• **WORK ORDER**:
Pull out every line in the data that has the string "JSON" in it.

• **ENTRIES SUPPLIED**:
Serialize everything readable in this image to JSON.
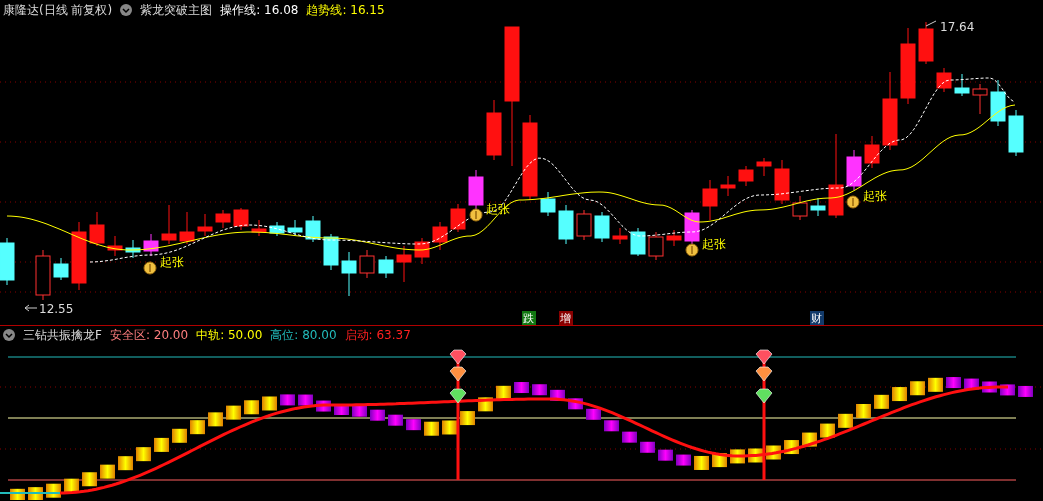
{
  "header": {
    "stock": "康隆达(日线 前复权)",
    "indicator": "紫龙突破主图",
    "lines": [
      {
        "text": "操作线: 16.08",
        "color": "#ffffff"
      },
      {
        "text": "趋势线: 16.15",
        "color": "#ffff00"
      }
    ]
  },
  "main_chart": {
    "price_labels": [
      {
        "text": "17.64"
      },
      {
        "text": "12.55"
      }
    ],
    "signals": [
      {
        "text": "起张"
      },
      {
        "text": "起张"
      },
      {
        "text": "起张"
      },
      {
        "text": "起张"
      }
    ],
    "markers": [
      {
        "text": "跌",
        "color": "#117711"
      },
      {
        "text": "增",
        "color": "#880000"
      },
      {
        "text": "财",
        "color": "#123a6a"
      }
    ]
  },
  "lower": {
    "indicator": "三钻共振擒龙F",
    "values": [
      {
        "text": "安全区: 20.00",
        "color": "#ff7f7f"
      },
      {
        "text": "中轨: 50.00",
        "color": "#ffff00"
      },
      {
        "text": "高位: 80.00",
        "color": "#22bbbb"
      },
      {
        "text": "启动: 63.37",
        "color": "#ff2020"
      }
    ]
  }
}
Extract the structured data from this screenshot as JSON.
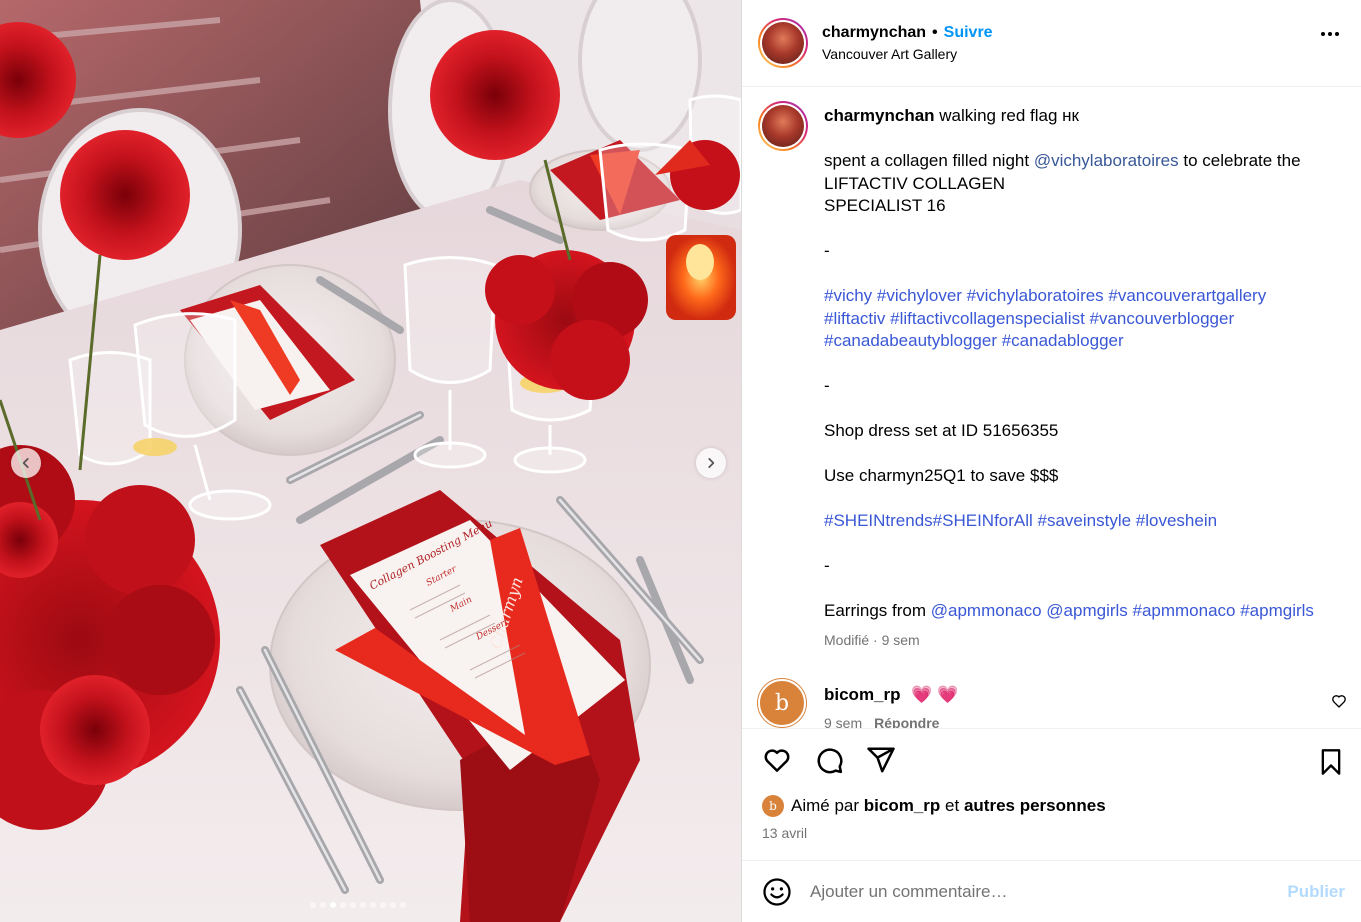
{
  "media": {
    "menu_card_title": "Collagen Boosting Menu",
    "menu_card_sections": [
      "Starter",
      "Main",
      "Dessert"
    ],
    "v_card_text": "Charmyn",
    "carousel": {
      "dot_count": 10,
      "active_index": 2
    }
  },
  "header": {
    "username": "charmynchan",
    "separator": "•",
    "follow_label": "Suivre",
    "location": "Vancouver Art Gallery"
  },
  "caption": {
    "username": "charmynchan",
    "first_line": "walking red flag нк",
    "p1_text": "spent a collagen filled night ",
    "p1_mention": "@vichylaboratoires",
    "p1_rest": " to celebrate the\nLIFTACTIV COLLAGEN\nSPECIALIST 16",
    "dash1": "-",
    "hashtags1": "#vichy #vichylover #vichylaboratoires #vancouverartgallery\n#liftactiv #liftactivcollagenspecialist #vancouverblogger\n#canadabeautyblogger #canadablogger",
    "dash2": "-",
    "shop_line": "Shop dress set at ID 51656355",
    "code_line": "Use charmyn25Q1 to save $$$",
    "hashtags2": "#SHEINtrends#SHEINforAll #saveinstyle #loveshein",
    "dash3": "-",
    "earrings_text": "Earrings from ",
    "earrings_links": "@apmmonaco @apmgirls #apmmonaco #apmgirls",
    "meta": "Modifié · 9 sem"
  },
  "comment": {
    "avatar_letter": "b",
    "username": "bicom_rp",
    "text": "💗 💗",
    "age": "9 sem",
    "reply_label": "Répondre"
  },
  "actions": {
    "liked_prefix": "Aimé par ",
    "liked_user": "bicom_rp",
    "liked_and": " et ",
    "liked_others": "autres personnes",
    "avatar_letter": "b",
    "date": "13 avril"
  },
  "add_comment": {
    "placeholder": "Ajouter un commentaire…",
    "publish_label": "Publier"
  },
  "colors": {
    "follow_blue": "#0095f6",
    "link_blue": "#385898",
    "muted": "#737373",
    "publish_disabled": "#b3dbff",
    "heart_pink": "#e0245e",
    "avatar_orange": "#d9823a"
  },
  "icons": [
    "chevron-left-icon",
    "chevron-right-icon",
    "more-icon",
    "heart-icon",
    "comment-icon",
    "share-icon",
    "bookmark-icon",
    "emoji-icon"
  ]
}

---

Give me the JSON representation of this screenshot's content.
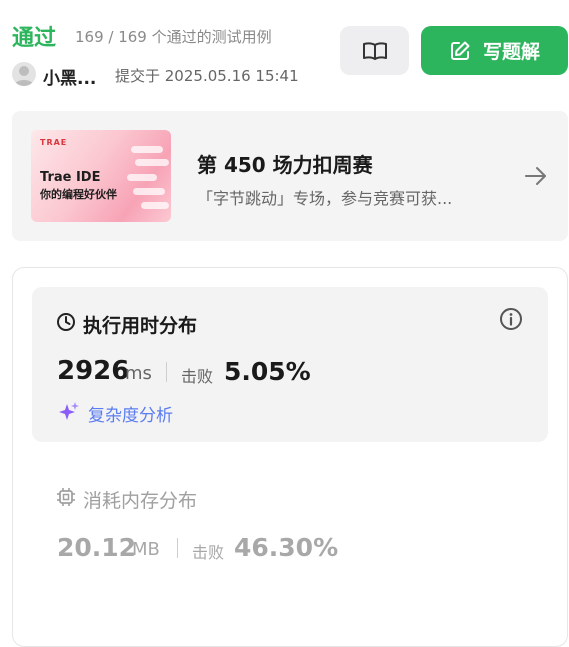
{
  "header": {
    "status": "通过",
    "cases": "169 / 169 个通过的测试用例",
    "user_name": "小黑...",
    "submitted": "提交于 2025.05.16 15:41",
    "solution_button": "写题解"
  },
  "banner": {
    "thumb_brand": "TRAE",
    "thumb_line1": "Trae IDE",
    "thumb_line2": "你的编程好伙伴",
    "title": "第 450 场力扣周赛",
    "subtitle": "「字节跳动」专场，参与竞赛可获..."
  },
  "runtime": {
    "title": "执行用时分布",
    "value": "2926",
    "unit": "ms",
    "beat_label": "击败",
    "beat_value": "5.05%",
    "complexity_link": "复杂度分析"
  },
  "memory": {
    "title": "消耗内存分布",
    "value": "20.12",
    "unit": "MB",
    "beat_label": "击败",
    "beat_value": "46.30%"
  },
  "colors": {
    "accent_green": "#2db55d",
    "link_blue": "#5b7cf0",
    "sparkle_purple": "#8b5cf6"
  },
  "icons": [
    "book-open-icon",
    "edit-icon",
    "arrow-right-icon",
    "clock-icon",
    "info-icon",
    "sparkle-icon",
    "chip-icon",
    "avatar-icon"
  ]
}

• **THE COMPLETED TASK**:
Serialize everything readable in this image to JSON.
Extract the structured data from this screenshot as JSON.
Give me the JSON representation of this screenshot's content.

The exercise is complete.